During the process of respiration, gases like oxygen are ingested and chemically broken down, or oxidized, to provide energy for the living organism. This process ends with the expulsion of a different gas or byproduct once the process is complete. For humans, oxygen is inhaled through the lungs and broken down as carbon dioxide is exhaled, while with plants, the opposite occurs, and carbon dioxide is ingested and oxygen is produced instead.
There is an important distinction between plants that absorb carbon dioxide and animals that inhale it. For plants, their process is referred to as cellular respiration while respiration that solely inhales oxygen and emits carbon dioxide is simply referred to as respiration. This process happens for all kinds of living creatures. Mammals experience it in the lungs, fish experience it in the gills, earthworms experience it in their skin and amoebas experience it in their cell surface.

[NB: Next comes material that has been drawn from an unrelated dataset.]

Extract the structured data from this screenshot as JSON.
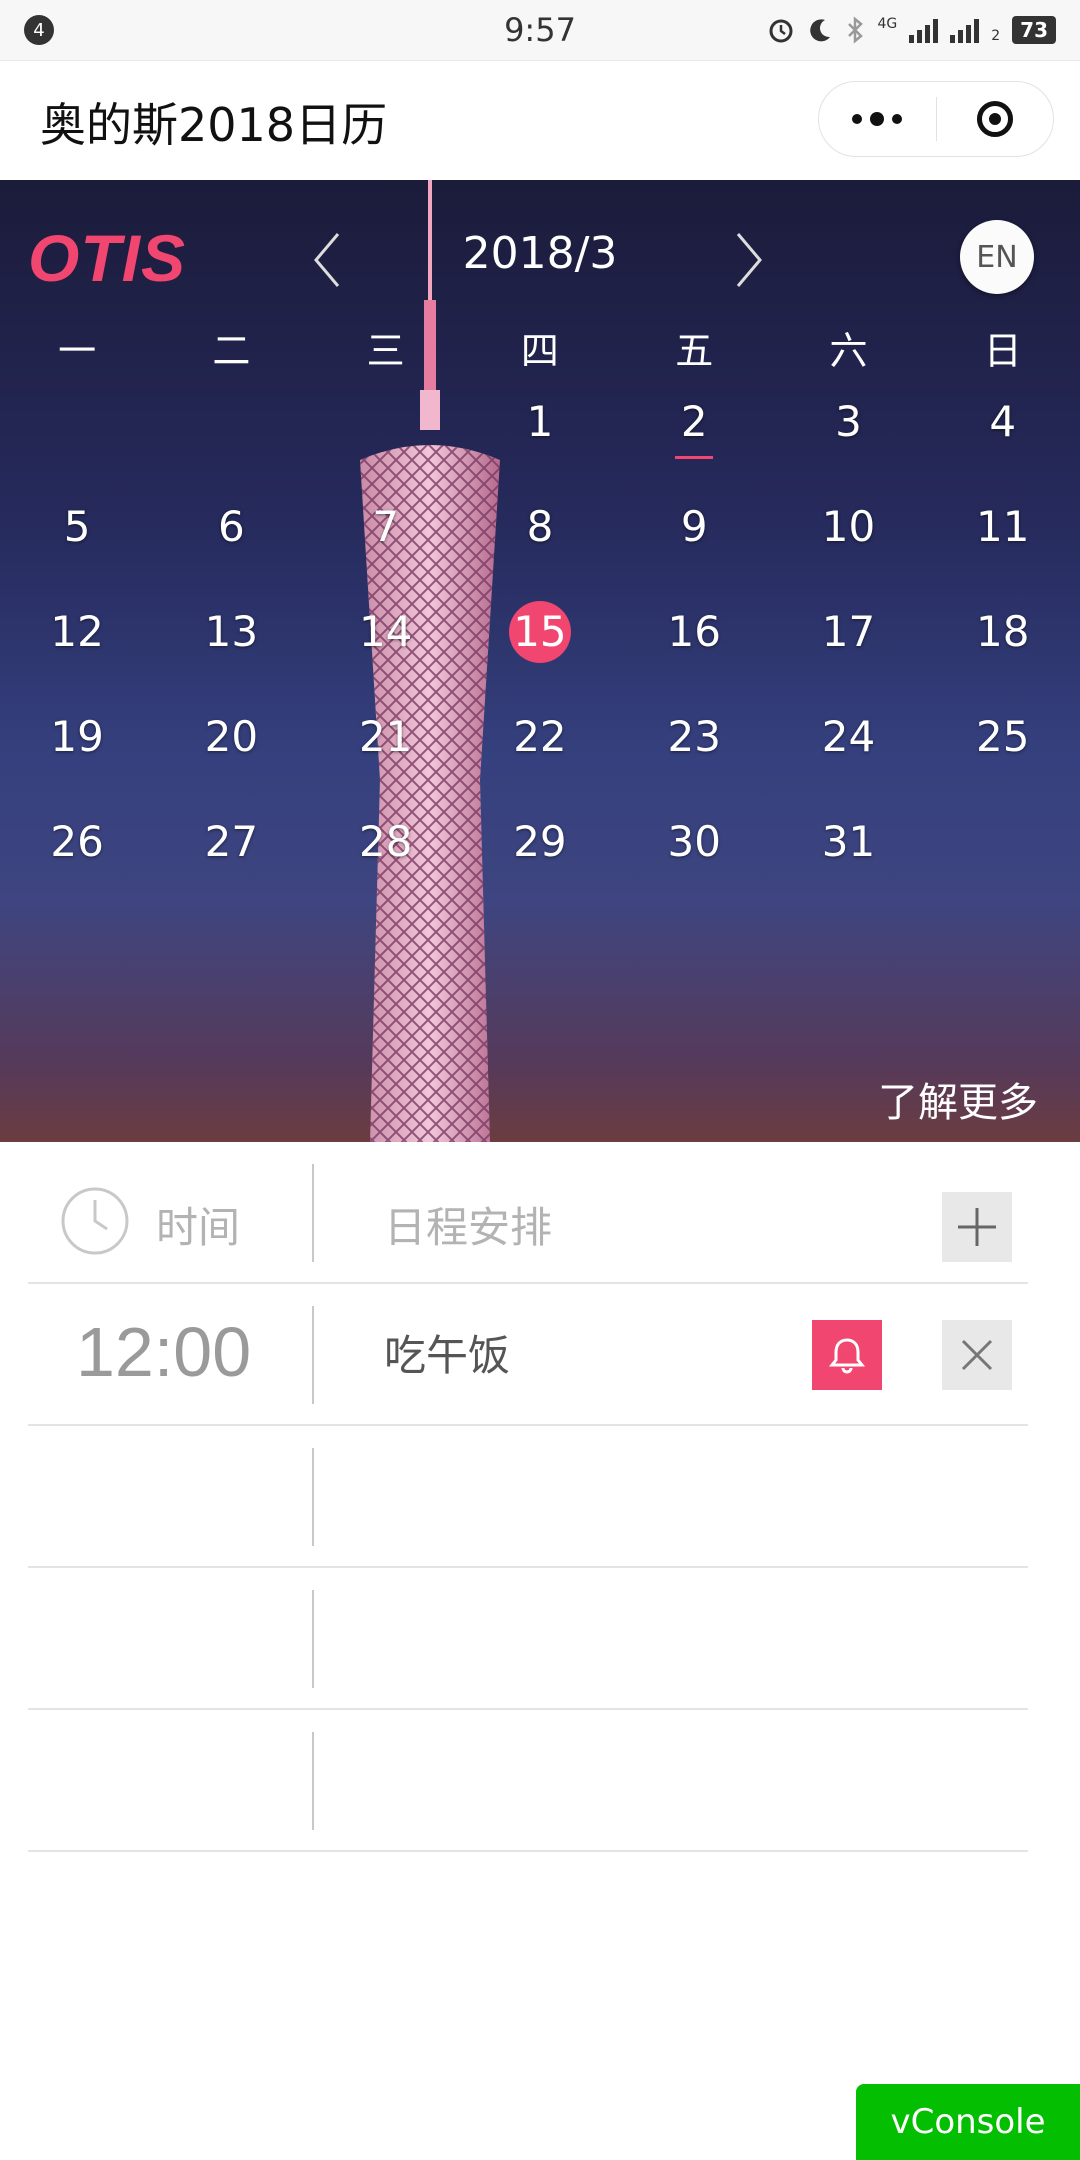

There are two types of respiration. The first one is called aerobic respiration. This is when food is broken down to provide energy to the living organism, although it shouldn't be confused with digestion. Aerobic respiration creates ATP, a source of energy, from the breakdown of glucose and creates carbon dioxide. During anaerobic respiration, glucose is broken down as well, except besides energy, lactic acid or ethanol are released, too.